The Bandshell was designed by Craig & Madill Architects. Extensive research on other band shells, such as the Hollywood Bowl in the United States, influenced the design of the Bandshell. Art Deco features can be seen on the exterior of the shell that is decorated with stylized musical notes. The structure was built to accommodate a 100-piece band. The stage itself is 63 feet in width and 38 feet in depth and faces toward the north. The building includes a full basement which houses storerooms, a transformer room and dressing rooms. At the time it was built, the Bandshell featured the latest in acoustics and lighting. The ‘shell’ consists of eight semi-circular ‘louvres’ specifically engineered to achieve ideal acoustics. The Bandshell was built with 1,030 concealed lamps that illuminate the structure in red, green and blue. This lighting feature could be controlled with dimmers thus enhancing the musical performance on stage.
When it opened in 1936 the Bandshell featured the Kneller Hall Band, the Toronto Symphony Orchestra and the United States Navy Band amongst other noteworthy bands. The Bandshell became the place for visitors to congregate and listen to a variety of military bands and big bands from the 1930s to the 1950s.

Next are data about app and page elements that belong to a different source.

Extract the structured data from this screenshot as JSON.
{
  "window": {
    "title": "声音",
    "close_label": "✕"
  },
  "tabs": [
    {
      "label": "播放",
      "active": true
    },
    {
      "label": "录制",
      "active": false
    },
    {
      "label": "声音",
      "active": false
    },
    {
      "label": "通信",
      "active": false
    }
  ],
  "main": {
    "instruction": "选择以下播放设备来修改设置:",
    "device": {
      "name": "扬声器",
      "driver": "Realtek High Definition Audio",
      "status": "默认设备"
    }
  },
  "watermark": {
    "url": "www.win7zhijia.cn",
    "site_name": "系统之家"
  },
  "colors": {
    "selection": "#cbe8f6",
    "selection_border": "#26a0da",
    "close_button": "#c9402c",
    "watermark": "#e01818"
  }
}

Since its construction in 1936, the Bandshell has also served as the site of the official opening of the annual CNE. From the stage of the Bandshell, dignitaries such as William Lyon McKenzie King, Rear Admiral the Earl Mountbatten of Burma and Vincent Massey have presided over opening day ceremonies. In more recent years the CNE opening day ceremonies have taken place at the Princes’ Gates.
Over the years the Bandshell continued to feature various musical entertainment. In the 1970s, band competitions, also known as “Battle of the Bands”, were held on the Bandshell stage. The Bandshell has also been the site of body building competitions, celebrity appearances and talent shows.

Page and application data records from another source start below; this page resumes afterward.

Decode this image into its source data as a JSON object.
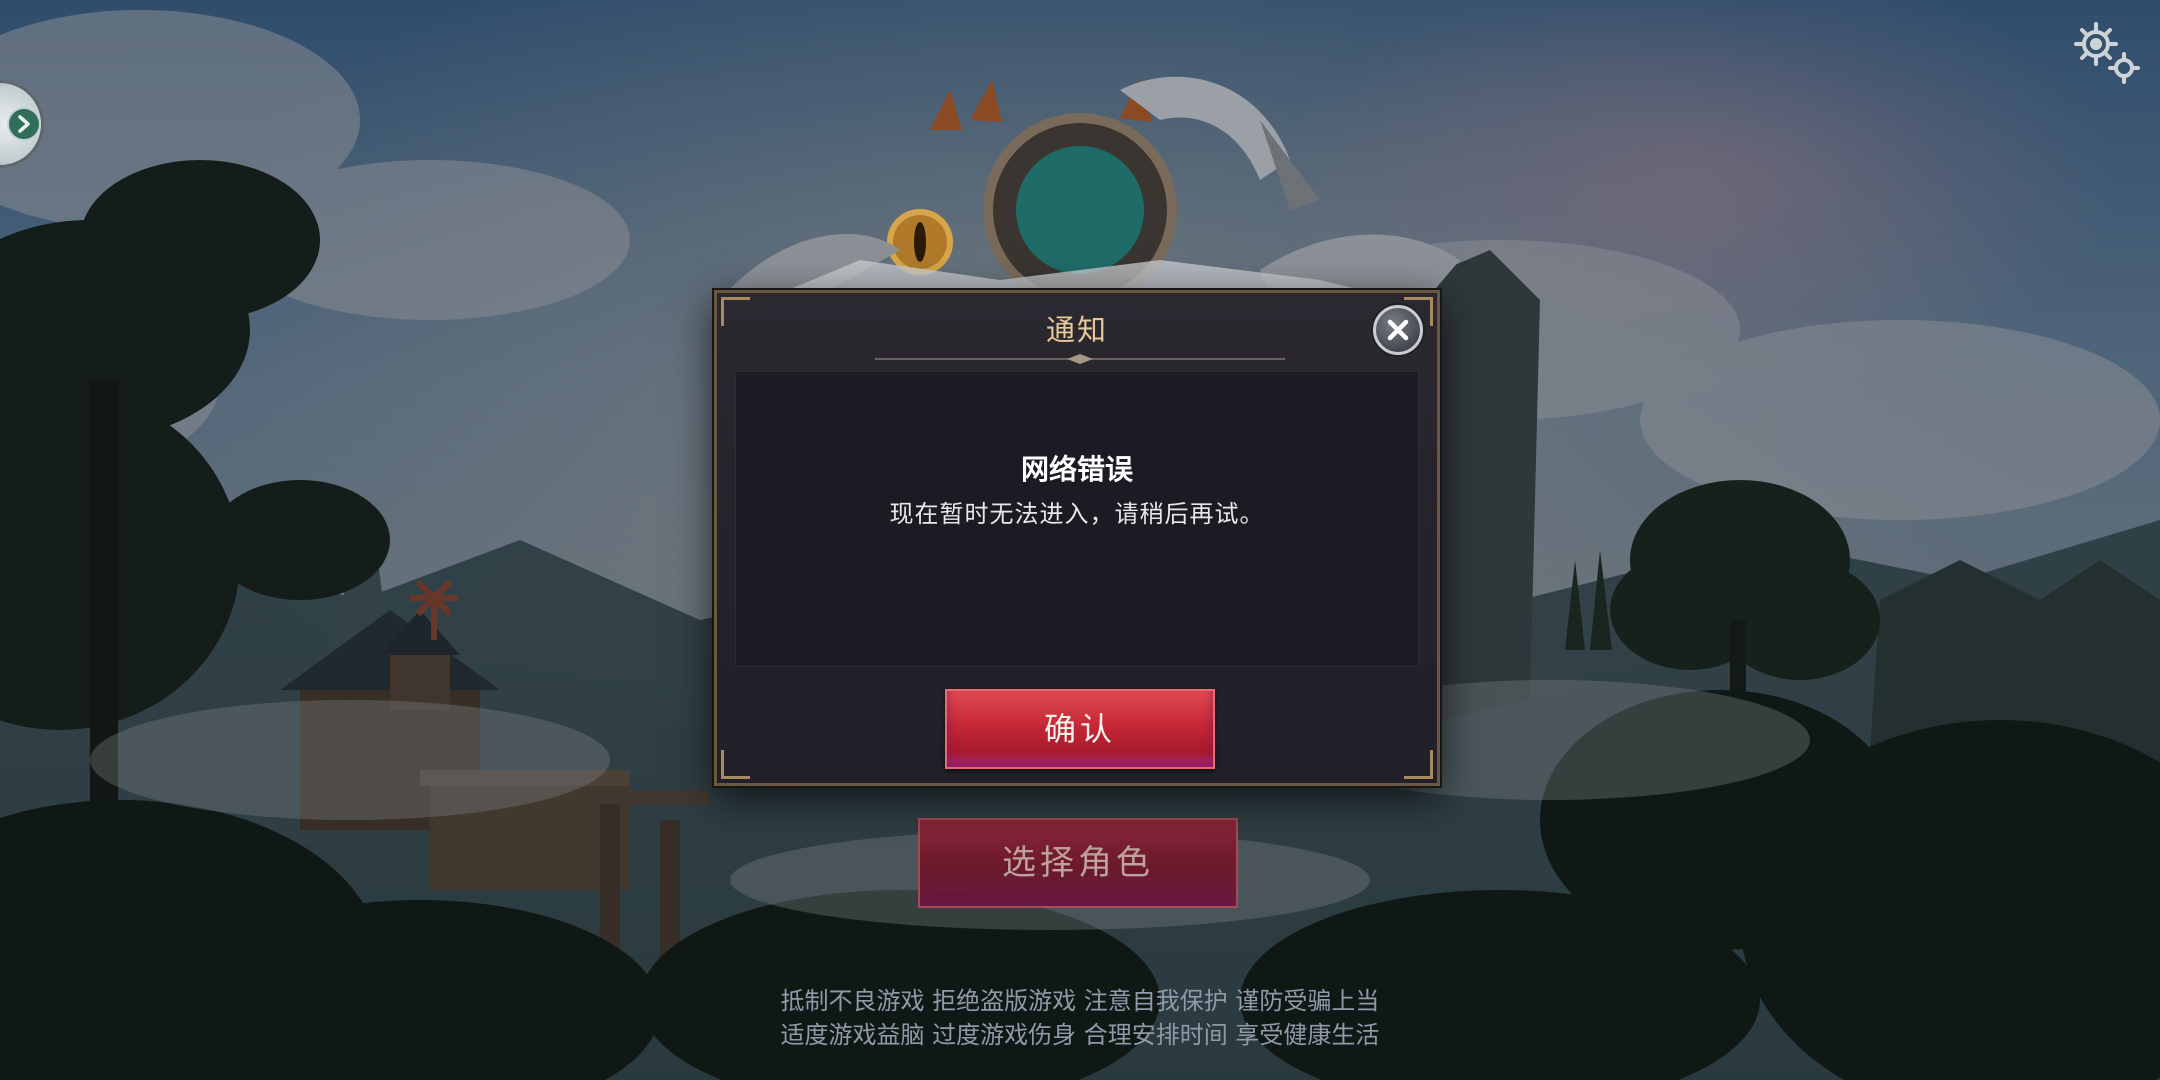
{
  "dialog": {
    "title": "通知",
    "message_title": "网络错误",
    "message_body": "现在暂时无法进入，请稍后再试。",
    "confirm_label": "确认",
    "close_icon": "close-icon"
  },
  "main": {
    "select_role_label": "选择角色"
  },
  "health_notice": {
    "line1": "抵制不良游戏 拒绝盗版游戏 注意自我保护 谨防受骗上当",
    "line2": "适度游戏益脑 过度游戏伤身 合理安排时间 享受健康生活"
  },
  "icons": {
    "settings": "gear-icon",
    "side_panel": "chevron-right-icon"
  },
  "colors": {
    "dialog_title": "#e7c89c",
    "confirm_button": "#c52736",
    "select_role_button": "#6e1527",
    "notice_text": "#8f9aa8"
  }
}
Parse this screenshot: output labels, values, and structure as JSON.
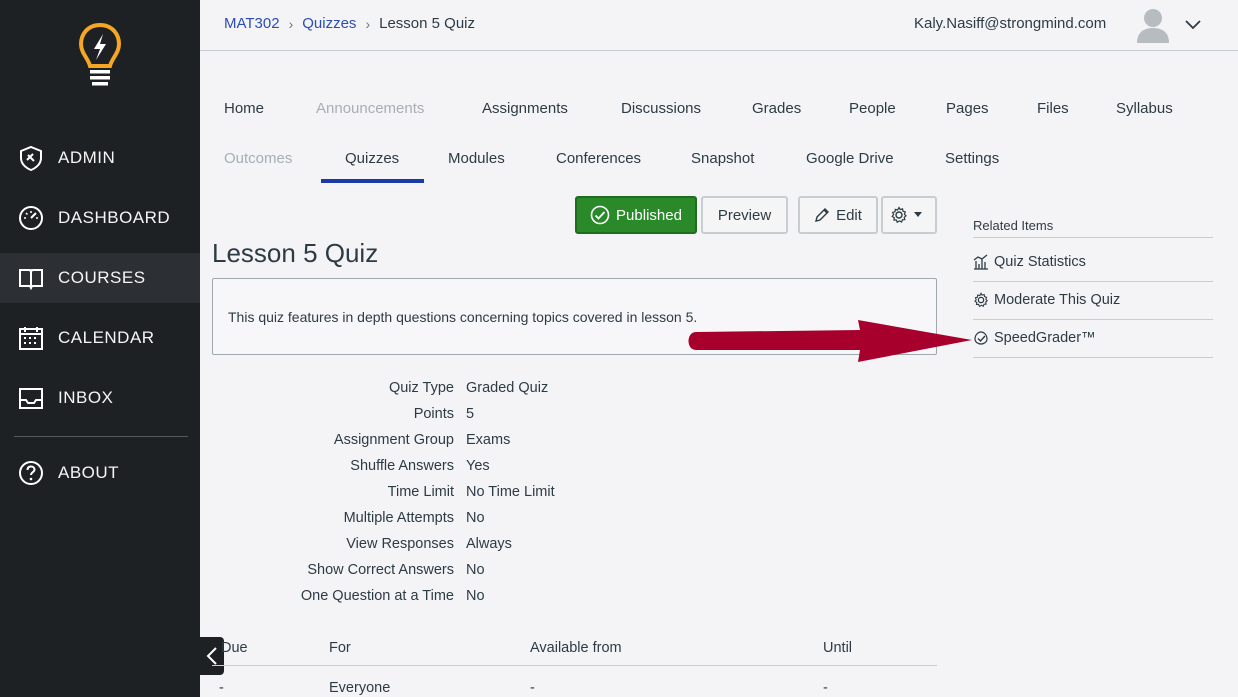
{
  "sidebar": {
    "items": [
      {
        "label": "ADMIN",
        "icon": "shield-icon"
      },
      {
        "label": "DASHBOARD",
        "icon": "gauge-icon"
      },
      {
        "label": "COURSES",
        "icon": "book-icon"
      },
      {
        "label": "CALENDAR",
        "icon": "calendar-icon"
      },
      {
        "label": "INBOX",
        "icon": "inbox-icon"
      },
      {
        "label": "ABOUT",
        "icon": "question-icon"
      }
    ]
  },
  "breadcrumb": {
    "course": "MAT302",
    "section": "Quizzes",
    "current": "Lesson 5 Quiz"
  },
  "user": {
    "email": "Kaly.Nasiff@strongmind.com"
  },
  "course_nav": {
    "row1": [
      "Home",
      "Announcements",
      "Assignments",
      "Discussions",
      "Grades",
      "People",
      "Pages",
      "Files",
      "Syllabus"
    ],
    "row2": [
      "Outcomes",
      "Quizzes",
      "Modules",
      "Conferences",
      "Snapshot",
      "Google Drive",
      "Settings"
    ]
  },
  "toolbar": {
    "published_label": "Published",
    "preview_label": "Preview",
    "edit_label": "Edit"
  },
  "quiz": {
    "title": "Lesson 5 Quiz",
    "description": "This quiz features in depth questions concerning topics covered in lesson 5.",
    "details": [
      {
        "k": "Quiz Type",
        "v": "Graded Quiz"
      },
      {
        "k": "Points",
        "v": "5"
      },
      {
        "k": "Assignment Group",
        "v": "Exams"
      },
      {
        "k": "Shuffle Answers",
        "v": "Yes"
      },
      {
        "k": "Time Limit",
        "v": "No Time Limit"
      },
      {
        "k": "Multiple Attempts",
        "v": "No"
      },
      {
        "k": "View Responses",
        "v": "Always"
      },
      {
        "k": "Show Correct Answers",
        "v": "No"
      },
      {
        "k": "One Question at a Time",
        "v": "No"
      }
    ]
  },
  "availability": {
    "headers": [
      "Due",
      "For",
      "Available from",
      "Until"
    ],
    "row": [
      "-",
      "Everyone",
      "-",
      "-"
    ]
  },
  "related": {
    "heading": "Related Items",
    "items": [
      "Quiz Statistics",
      "Moderate This Quiz",
      "SpeedGrader™"
    ]
  },
  "colors": {
    "sidebar_bg": "#1e2124",
    "accent": "#1a3aa6",
    "published": "#2a8a2a",
    "arrow": "#a8002c",
    "logo": "#f5a623"
  }
}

Today, the Bandshell forms part of the Bandshell Park that is host to various festivals and events throughout the year. The structure also continues to highlight a variety of musical talent during the annual CNE in August.
The Dufferin Gate was built in 1959 by Toronto architect Philip R. Brook in association with Design Craft, fountain designers. The modern proposal for a new western entrance was a shift away from the decorative style of the previous gate constructed in 1912 by architect George W. Gouinlock. On either side of the parabolic arch, single storey pavilions containing public washrooms and service areas are built of concrete, faced with red brick, and trimmed with green terrazzo. The spaces between the arch and the pavilions are covered by flat canopies whose supports rise through the roofs as flag standards, joining the rows of flagpoles flanking the buildings. Fountains with coloured lights at the base of the arch have been replaced with planters. The form of the structure predates the trio of concrete arches at Nathan Phillips Square built in 1965 and the internationally-recognized stainless steel Gateway Arch in St. Louis, Missouri also built in 1965.

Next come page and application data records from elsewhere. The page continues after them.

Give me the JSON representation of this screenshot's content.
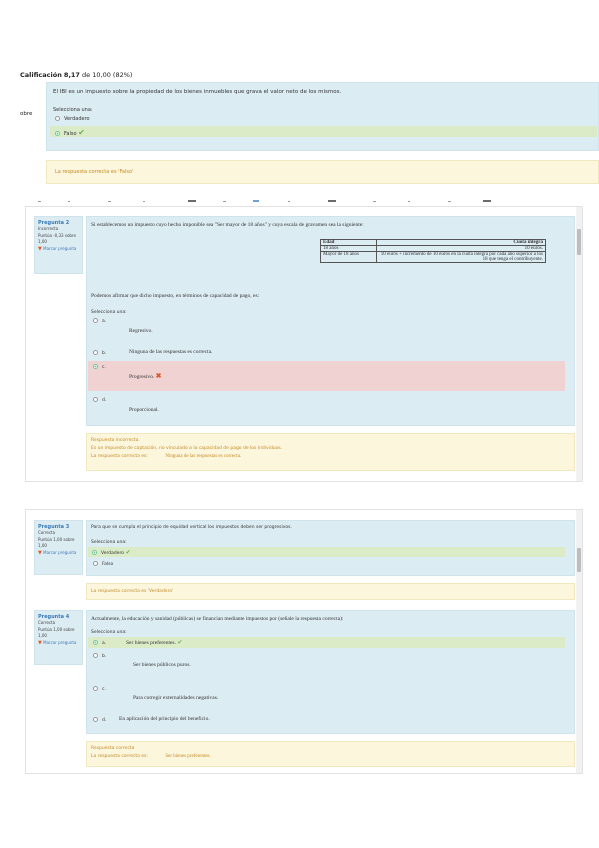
{
  "block1": {
    "grade_label": "Calificación",
    "grade_value": "8,17",
    "grade_rest": "de 10,00 (82%)",
    "side_label": "obre",
    "question": "El IBI es un impuesto sobre la propiedad de los bienes inmuebles que grava el valor neto de los mismos.",
    "select_label": "Selecciona una:",
    "options": [
      "Verdadero",
      "Falso"
    ],
    "feedback": "La respuesta correcta es 'Falso'"
  },
  "q2": {
    "title": "Pregunta 2",
    "status": "Incorrecta",
    "score": "Puntúa -0,33 sobre 1,00",
    "flag": "Marcar pregunta",
    "text": "Si establecemos un impuesto cuyo hecho imponible sea \"Ser mayor de 18 años\" y cuya escala de gravamen sea la siguiente:",
    "table": {
      "headers": [
        "Edad",
        "Cuota íntegra"
      ],
      "rows": [
        [
          "18 años",
          "10 euros."
        ],
        [
          "Mayor de 18 años",
          "10 euros + incremento de 10 euros en la cuota íntegra por cada año superior a los 18 que tenga el contribuyente."
        ]
      ]
    },
    "prompt": "Podemos afirmar que dicho impuesto, en términos de capacidad de pago, es:",
    "select_label": "Selecciona una:",
    "options": [
      {
        "letter": "a.",
        "text": "Regresivo."
      },
      {
        "letter": "b.",
        "text": "Ninguna de las respuestas es correcta."
      },
      {
        "letter": "c.",
        "text": "Progresivo."
      },
      {
        "letter": "d.",
        "text": "Proporcional."
      }
    ],
    "feedback_1": "Respuesta incorrecta.",
    "feedback_2": "Es un impuesto de captación, no vinculado a la capacidad de pago de los individuos.",
    "feedback_3_label": "La respuesta correcta es:",
    "feedback_3_value": "Ninguna de las respuestas es correcta."
  },
  "q3": {
    "title": "Pregunta 3",
    "status": "Correcta",
    "score": "Puntúa 1,00 sobre 1,00",
    "flag": "Marcar pregunta",
    "text": "Para que se cumpla el principio de equidad vertical los impuestos deben ser progresivos.",
    "select_label": "Selecciona una:",
    "options": [
      "Verdadero",
      "Falso"
    ],
    "feedback": "La respuesta correcta es 'Verdadero'"
  },
  "q4": {
    "title": "Pregunta 4",
    "status": "Correcta",
    "score": "Puntúa 1,00 sobre 1,00",
    "flag": "Marcar pregunta",
    "text": "Actualmente, la educación y sanidad (públicas) se financian mediante impuestos por (señale la respuesta correcta):",
    "select_label": "Selecciona una:",
    "options": [
      {
        "letter": "a.",
        "text": "Ser bienes preferentes."
      },
      {
        "letter": "b.",
        "text": "Ser bienes públicos puros."
      },
      {
        "letter": "c.",
        "text": "Para corregir externalidades negativas."
      },
      {
        "letter": "d.",
        "text": "En aplicación del principio del beneficio."
      }
    ],
    "feedback_1": "Respuesta correcta",
    "feedback_2_label": "La respuesta correcta es:",
    "feedback_2_value": "Ser bienes preferentes."
  },
  "colors": {
    "content_bg": "#dcecf3",
    "feedback_bg": "#fcf6dc",
    "correct_bg": "#dcebc7",
    "wrong_bg": "#f1d2d2",
    "link": "#3a7ab7",
    "feedback_text": "#c58a26"
  },
  "icons": [
    "check-icon",
    "cross-icon",
    "flag-icon",
    "radio-icon"
  ]
}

The western entrance to Exhibition Place has undergone several transformations. The first structure built was a wide wooden gate that stood over Dufferin Street when it was still a dirt road. Then, in 1912, architect George W. Gouinlock designed an elaborate structure featuring twin towers and decorative ironwork. The gate was intended to be a tribute to the exhibition that had become Canada’s largest annual fair. Until the Princes’ Gates were opened in 1927, Gouinlock’s Dufferin Gate was the principal entrance into the Exhibition grounds. It was demolished in the late 1950s to make way for the Gardiner Expressway. Today, the Dufferin Gate remains as one of the main entrances into Exhibition Place.
Source: Toronto Historical Board, "Property Research Summary," 1992.